• TASK PROMPT:
Only lines containing the string "Create" belong in the answer; find them in the records and copy them.

• DATA:
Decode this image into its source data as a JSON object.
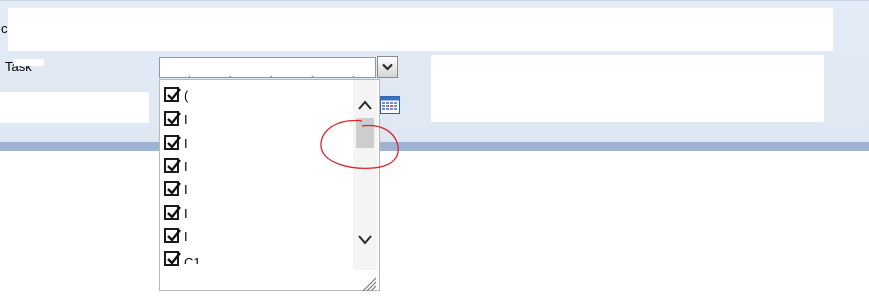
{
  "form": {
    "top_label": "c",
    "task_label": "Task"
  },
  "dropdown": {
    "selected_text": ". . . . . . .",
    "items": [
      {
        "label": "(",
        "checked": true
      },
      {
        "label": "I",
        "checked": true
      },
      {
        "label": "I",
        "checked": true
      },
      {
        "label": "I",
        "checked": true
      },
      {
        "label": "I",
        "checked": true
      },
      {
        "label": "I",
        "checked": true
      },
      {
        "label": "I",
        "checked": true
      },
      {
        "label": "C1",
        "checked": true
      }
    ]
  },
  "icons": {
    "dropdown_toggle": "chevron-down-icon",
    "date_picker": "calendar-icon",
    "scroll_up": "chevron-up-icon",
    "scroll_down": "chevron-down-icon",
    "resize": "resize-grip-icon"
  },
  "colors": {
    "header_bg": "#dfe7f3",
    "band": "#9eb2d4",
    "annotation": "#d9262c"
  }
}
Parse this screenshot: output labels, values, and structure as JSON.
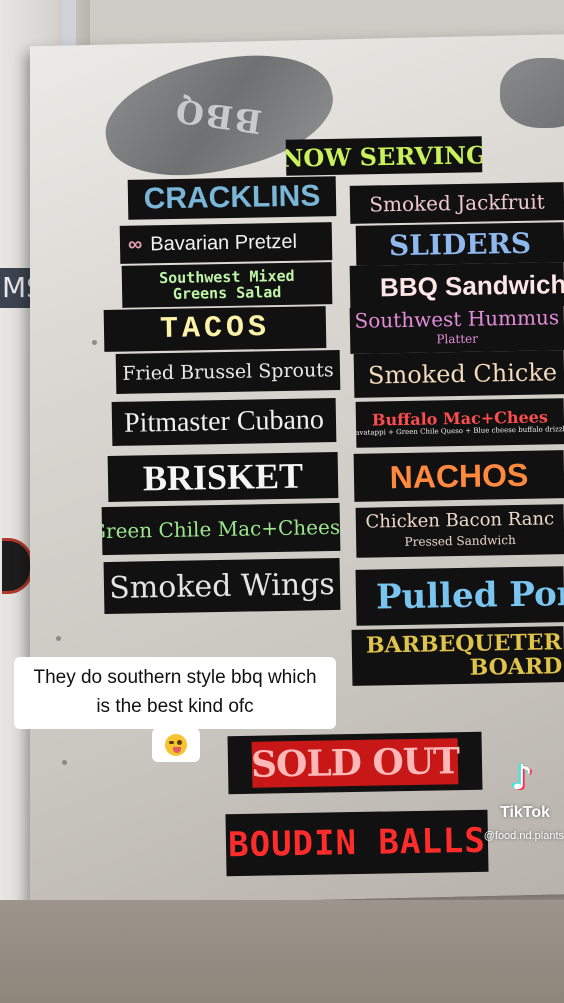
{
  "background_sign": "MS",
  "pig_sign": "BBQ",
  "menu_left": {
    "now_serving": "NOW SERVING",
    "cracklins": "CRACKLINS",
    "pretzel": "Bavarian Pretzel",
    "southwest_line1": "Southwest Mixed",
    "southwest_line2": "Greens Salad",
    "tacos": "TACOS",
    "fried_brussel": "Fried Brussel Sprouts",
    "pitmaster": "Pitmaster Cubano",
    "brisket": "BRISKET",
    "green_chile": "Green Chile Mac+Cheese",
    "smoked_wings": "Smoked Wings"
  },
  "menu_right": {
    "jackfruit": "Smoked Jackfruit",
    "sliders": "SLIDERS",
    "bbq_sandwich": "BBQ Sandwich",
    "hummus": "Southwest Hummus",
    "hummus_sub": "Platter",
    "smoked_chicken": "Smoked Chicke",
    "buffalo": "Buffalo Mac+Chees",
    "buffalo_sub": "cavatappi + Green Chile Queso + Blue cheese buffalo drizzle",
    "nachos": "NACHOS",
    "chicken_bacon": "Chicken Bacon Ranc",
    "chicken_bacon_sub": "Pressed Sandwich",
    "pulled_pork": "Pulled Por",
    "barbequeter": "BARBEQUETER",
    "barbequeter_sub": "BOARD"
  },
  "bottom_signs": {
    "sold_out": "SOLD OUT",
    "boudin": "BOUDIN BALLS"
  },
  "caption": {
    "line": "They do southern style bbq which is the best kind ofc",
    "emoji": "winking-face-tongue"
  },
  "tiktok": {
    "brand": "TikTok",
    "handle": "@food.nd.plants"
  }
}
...
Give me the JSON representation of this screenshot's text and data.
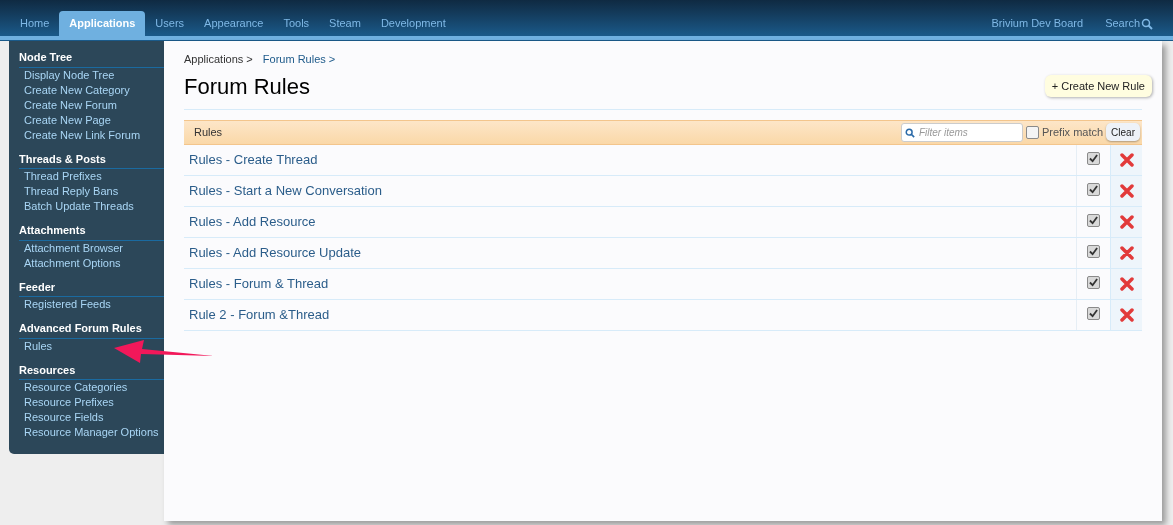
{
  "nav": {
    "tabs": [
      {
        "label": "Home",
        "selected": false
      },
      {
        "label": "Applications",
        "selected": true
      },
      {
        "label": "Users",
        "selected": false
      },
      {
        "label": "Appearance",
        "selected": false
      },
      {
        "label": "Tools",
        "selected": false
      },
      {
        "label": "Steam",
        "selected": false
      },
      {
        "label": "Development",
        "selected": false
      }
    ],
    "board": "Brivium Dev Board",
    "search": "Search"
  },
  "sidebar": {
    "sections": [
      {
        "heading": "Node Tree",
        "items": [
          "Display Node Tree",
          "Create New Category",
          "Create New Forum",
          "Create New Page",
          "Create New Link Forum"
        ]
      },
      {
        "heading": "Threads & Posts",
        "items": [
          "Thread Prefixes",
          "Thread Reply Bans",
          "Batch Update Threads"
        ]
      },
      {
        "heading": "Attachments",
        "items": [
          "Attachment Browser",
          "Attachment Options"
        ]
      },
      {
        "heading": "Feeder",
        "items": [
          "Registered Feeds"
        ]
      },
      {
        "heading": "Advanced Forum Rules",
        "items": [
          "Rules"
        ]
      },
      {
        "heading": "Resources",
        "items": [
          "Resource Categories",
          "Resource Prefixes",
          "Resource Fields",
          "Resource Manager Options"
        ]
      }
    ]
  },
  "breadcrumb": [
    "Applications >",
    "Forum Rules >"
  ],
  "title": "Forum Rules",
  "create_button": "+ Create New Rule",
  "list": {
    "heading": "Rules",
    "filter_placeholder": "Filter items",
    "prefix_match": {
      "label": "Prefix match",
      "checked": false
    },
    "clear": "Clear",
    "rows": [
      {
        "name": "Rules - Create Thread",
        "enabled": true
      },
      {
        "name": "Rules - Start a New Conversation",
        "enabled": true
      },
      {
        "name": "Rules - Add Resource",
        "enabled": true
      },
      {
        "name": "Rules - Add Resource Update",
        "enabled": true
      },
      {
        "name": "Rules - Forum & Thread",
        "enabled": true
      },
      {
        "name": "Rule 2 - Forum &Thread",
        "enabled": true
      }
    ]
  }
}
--
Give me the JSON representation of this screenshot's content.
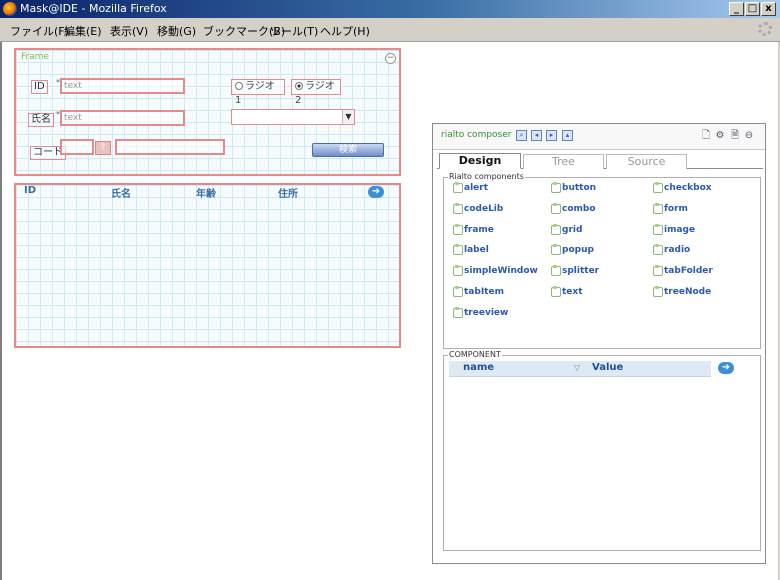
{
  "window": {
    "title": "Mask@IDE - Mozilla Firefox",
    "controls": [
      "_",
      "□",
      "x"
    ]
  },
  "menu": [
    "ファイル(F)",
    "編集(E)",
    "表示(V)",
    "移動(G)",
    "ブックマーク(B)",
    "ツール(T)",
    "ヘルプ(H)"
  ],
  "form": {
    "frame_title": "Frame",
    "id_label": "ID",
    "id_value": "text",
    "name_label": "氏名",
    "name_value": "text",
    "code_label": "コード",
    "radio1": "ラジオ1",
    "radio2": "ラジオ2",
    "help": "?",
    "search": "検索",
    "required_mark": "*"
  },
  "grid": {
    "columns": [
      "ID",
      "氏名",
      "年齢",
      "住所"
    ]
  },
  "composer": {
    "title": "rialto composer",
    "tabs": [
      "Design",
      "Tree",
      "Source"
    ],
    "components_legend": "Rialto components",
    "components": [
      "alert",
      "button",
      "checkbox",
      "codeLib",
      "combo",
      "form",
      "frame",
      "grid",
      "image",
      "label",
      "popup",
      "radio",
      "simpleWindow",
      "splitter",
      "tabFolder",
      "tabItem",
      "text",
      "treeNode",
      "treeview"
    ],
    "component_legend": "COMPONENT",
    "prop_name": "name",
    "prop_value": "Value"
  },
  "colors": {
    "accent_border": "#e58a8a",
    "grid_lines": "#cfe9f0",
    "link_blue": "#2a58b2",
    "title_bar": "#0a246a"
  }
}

• ANSWER BOX:
          "Create New Category",
          "Create New Forum",
          "Create New Page",
          "Create New Link Forum"
  "create_button": "+ Create New Rule",
        "name": "Rules - Create Thread",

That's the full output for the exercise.